Non-vinifera wines are packing so many anti-oxidants [or maybe it’s so few oxidants?] that they can easily take a week or more [after first opening] before they soften up enough to be able to show their true selves.

You forgot Ripple! :wink:

Here’s a latitude line for the town of Romulus, NY, which produced the Riesling [u]that John D. Zuccarino enjoyed so much[/u] earlier this year:

And it’s way north of the entire state of Connecticut, so IN THEORY you have enough sunlight to grow anything which grows up there in Romulus.

IN PRACTICE, however, you’ll still be restricted to the specifics of your micro-terroir:

  1. Can you get a good angle on the sunlight [preferably a small rise on the northern end of the property, facing south]?

  2. Are they any obstructions [trees or buildlings] which would cast shadows and block sunlight?

  3. Are you near a body of water [maybe a large mill pond?] which would emanate enough warmth to help protect you against late season frosts?

One other thing - while you’re waiting through the first two seasons with your vines, when you have to drop all your fruit, until you can allow the fruit to ripen in the third season - you could be purchasing fruit and practicing your vintnery skills in anticipation of someday growing your own grapes.

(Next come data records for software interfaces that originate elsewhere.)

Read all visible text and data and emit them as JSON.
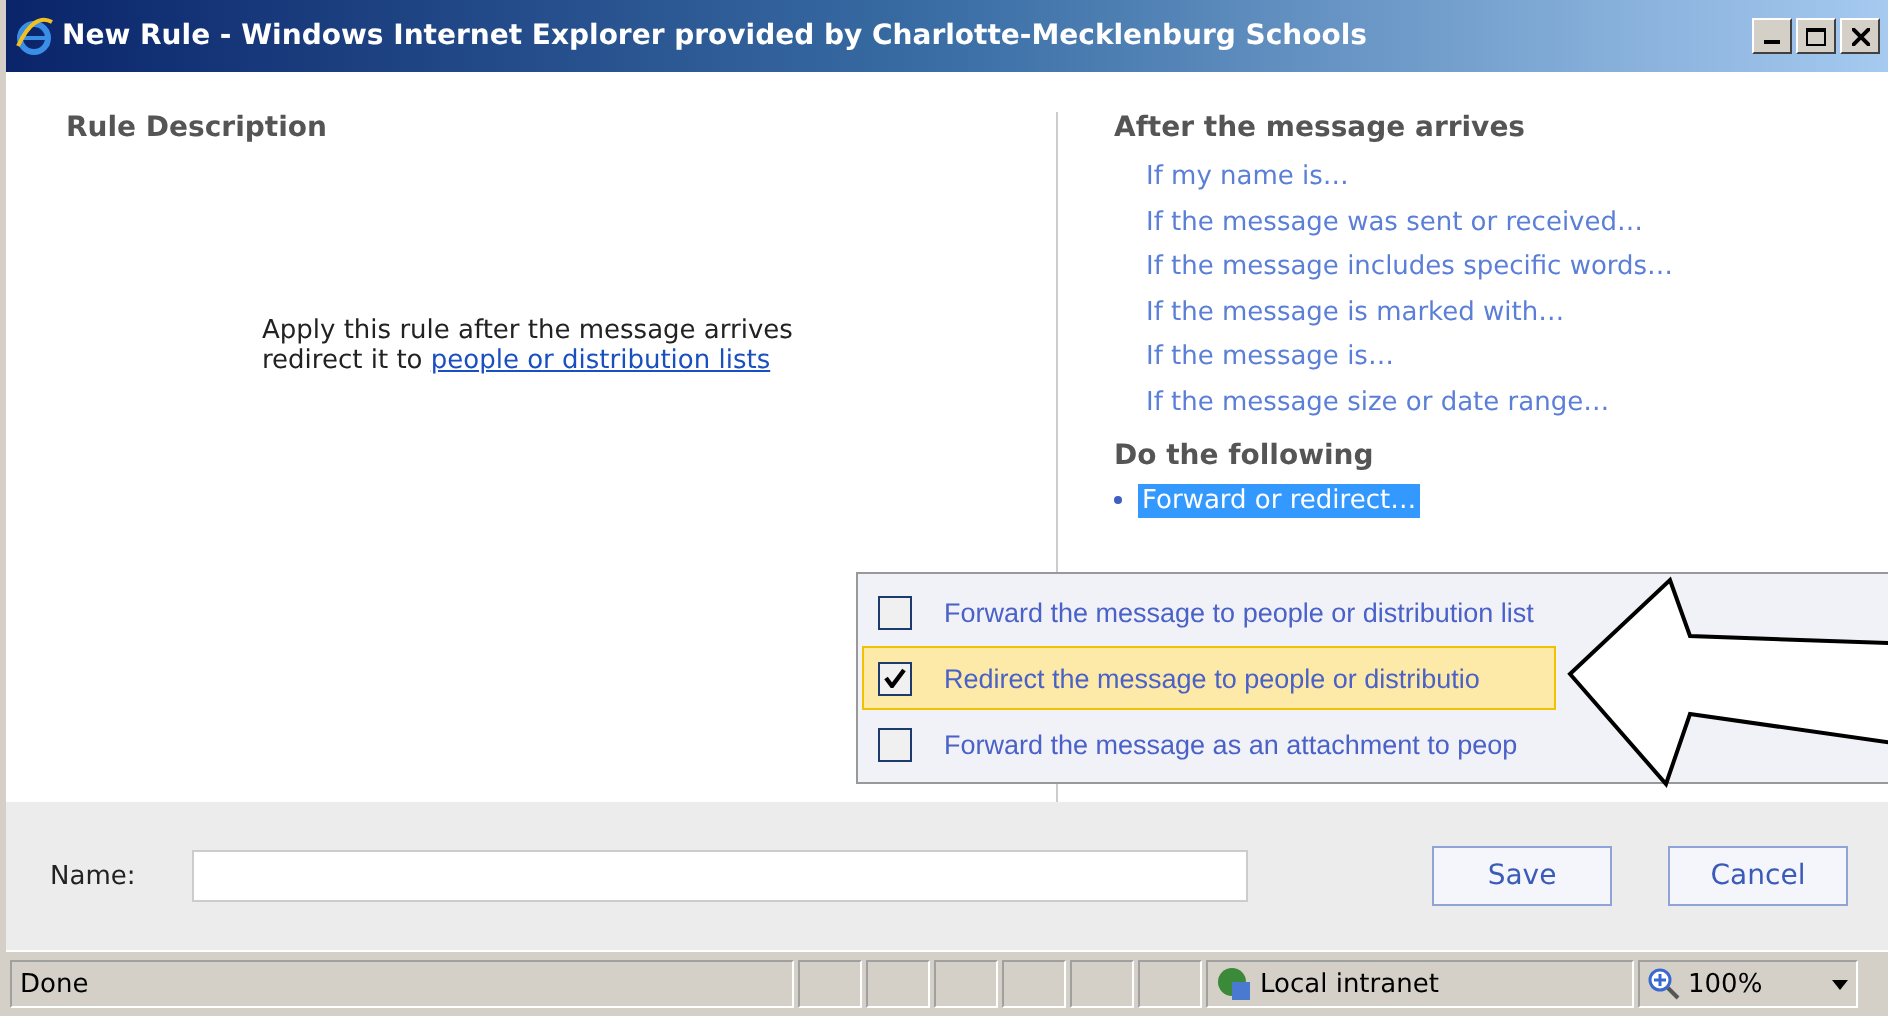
{
  "window": {
    "title": "New Rule - Windows Internet Explorer provided by Charlotte-Mecklenburg Schools"
  },
  "rule_description": {
    "heading": "Rule Description",
    "line_1": "Apply this rule after the message arrives",
    "line_2": "redirect it to ",
    "link": "people or distribution lists"
  },
  "conditions": {
    "heading": "After the message arrives",
    "items": [
      "If my name is…",
      "If the message was sent or received…",
      "If the message includes specific words…",
      "If the message is marked with…",
      "If the message is…",
      "If the message size or date range…"
    ]
  },
  "actions": {
    "heading": "Do the following",
    "items": [
      {
        "label": "Forward or redirect…",
        "selected": true
      }
    ]
  },
  "menu": {
    "items": [
      {
        "label": "Forward the message to people or distribution list",
        "checked": false,
        "selected": false
      },
      {
        "label": "Redirect the message to people or distributio",
        "checked": true,
        "selected": true
      },
      {
        "label": "Forward the message as an attachment to peop",
        "checked": false,
        "selected": false
      }
    ]
  },
  "name_field": {
    "label": "Name:"
  },
  "buttons": [
    "Save",
    "Cancel"
  ],
  "status_bar": {
    "text": "Done",
    "zone": "Local intranet",
    "zoom": "100%"
  }
}
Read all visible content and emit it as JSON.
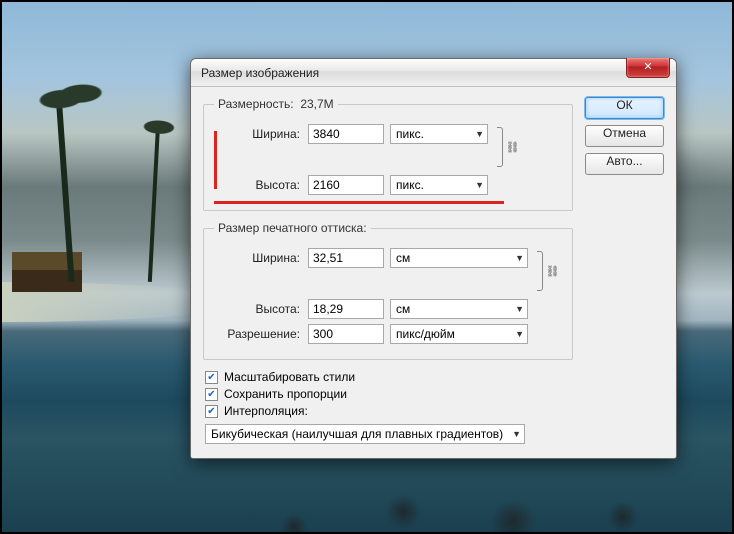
{
  "dialog": {
    "title": "Размер изображения",
    "pixel_group": {
      "legend_prefix": "Размерность:",
      "size_display": "23,7M",
      "width_label": "Ширина:",
      "width_value": "3840",
      "width_unit": "пикс.",
      "height_label": "Высота:",
      "height_value": "2160",
      "height_unit": "пикс."
    },
    "print_group": {
      "legend": "Размер печатного оттиска:",
      "width_label": "Ширина:",
      "width_value": "32,51",
      "width_unit": "см",
      "height_label": "Высота:",
      "height_value": "18,29",
      "height_unit": "см",
      "res_label": "Разрешение:",
      "res_value": "300",
      "res_unit": "пикс/дюйм"
    },
    "checks": {
      "scale_styles": "Масштабировать стили",
      "constrain": "Сохранить пропорции",
      "resample": "Интерполяция:"
    },
    "interpolation_value": "Бикубическая (наилучшая для плавных градиентов)",
    "buttons": {
      "ok": "ОК",
      "cancel": "Отмена",
      "auto": "Авто..."
    }
  }
}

If you can develop a relationship with someone up in the Finger Lakes, who has some nice fruit to sell, then when it comes to picking day, you hop in your cargo van, and drive up there, and have them take the forklift to put a “pallet” of grapes in the back of your van, and then you drive back home, and dump the grapes in the big vat in your garage, and take off your shoes and socks, and jump in and start squishing away all night long.

Or you could go in the other direction - if you could develop a relationship with someone out on the North Fork, then you could take the Bridgeport ferry down to Port Jefferson, and drive out to receive your grapes, and then hope that on the way home, the combination of “van + grapes” doesn’t exceed the weight limit for the return trip at Port Jeff.

Otherwise you’d be looking at driving a van filled with grapes through NYC in the dead of night, which doesn’t strike me as being more fun than a barrel of monkeys.

Looking at that map, the North Fork isn’t such a bad idea. They do good Chenin Blanc out there and other whites, so that’s what I’d look at, and I might call some of the folks up in the Finger Lakes. I really wouldn’t be thinking about Cab and Merlot and Grenache and Syrah and other warm-climate grapes. I might look at what they do in Austria and Hungary - maybe Olaszrizling or something not planted many places. I would also call Cornell - they have a department that specializes in cold-climate wine making. Your specific climate and weather patterns and soil and exposure might be uniquely strange, but your sunlight hours and distribution wouldn’t be so different from what other people are getting. If you were ever so slightly warmer or less humid and wet than the North Fork, you might do pretty well.

Worst case, plant Chardonnay or Sauvignon Blanc - those seem to be what everyone else plants. Or let the deer come and eat the grapes but shoot the deer and make really good deer sausage and deerskin gloves and jackets.